It’s a little strange for me coming here to talk about poetry because, other than this poem today, actually, I haven’t really written any poems in a long time. I’m just writing fiction right now. It takes so much energy for me to try to write fiction. But the thing is, the fiction and the poetry are all of one continuous world, because I’m writing about the same things. It got to a point for me where I got burned out on poetry. I’m just going to be honest. I had taken so many workshops. I got to a point where I didn’t even know what a poem was anymore. I just couldn’t figure out how to write one. I couldn’t figure out how to put it on a page anymore. I was overthinking it. Do you write in form? Do you not?
I started writing fiction as a relief, to just say, you know you’re going to go to the end of the page and then the computer’s going to slingshot you back to the other side.
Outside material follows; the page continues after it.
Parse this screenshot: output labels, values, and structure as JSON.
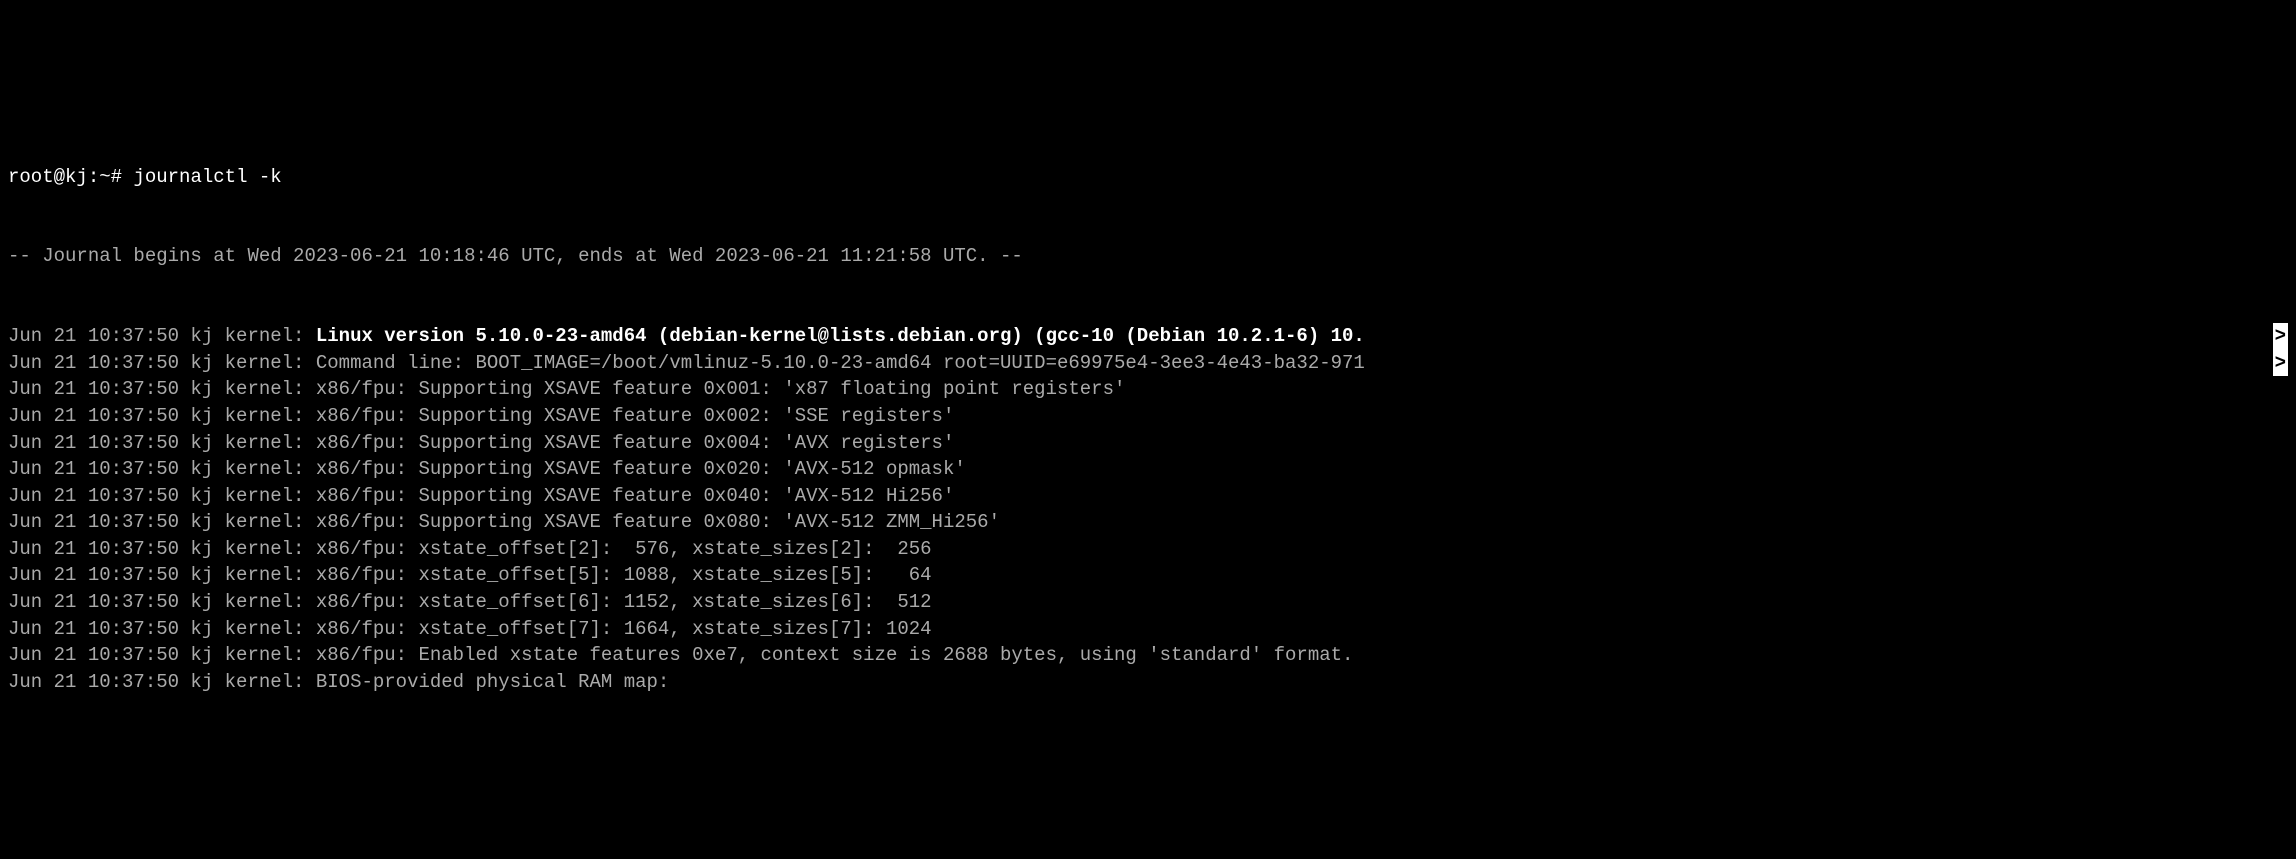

So, I just wanted to write. I didn’t want to think about poetry, the poetic art. I just wanted to write, so that’s how I started writing fiction, and yet when I started doing that, I was writing about the same things I would have written a poem about, but I will say about the fiction and poetry thing: I think the very first answer that I gave today was about hearing a line like music. Very rarely now do I hear that kind of line. I hear, I see, or think about a story, or a situation that certain characters are in. So the world comes to me, the older I get, in stories. Which is good for fiction. But it’s good for poems too; I love poems to tell a story. So, and to answer your question: it’s, I think, all one continuum. Sort of. Just different forms.
So even though you’re writing fiction right now, do you think you’ll write poetry again?
Yeah, I love the fiction writers who turned to poetry late in life, like Melville. After Moby Dick and all that, he became a poet in the very end of his life. Hardy, great novelist, turned to poetry. I really can see myself as an 82-year-old man, living on a farm hopefully, and writing poems. That’s really what I want to do. I love poetry more than anything. I love the lives of poets. I almost exclusively read biographies of poets. I’m obsessed with John Keats. I’m not enamored with fiction. I don’t read new novels. I’m not, you know, a typical Stegner fiction fellow—all these people are really fiction writers, and I feel like I’m a poet…kind of like, I don’t know how they let me in. Smith is a common name. Maybe they made some mistake.
But I think I will go back to poetry. I think I will. I think I will. I think right now it’s just I feel like I have to write this novel, and it’s taking so much of my energy that poems can’t even really get in. I see it as an undulant. Like maybe I’ll write fiction for five or so years and then go to poems because it’s refreshing. I encourage you all to work in multiple genres because it’s refreshing. And when you turn back to the other genre you’re, somehow, you feel refreshed. I’m excited to write a poem now.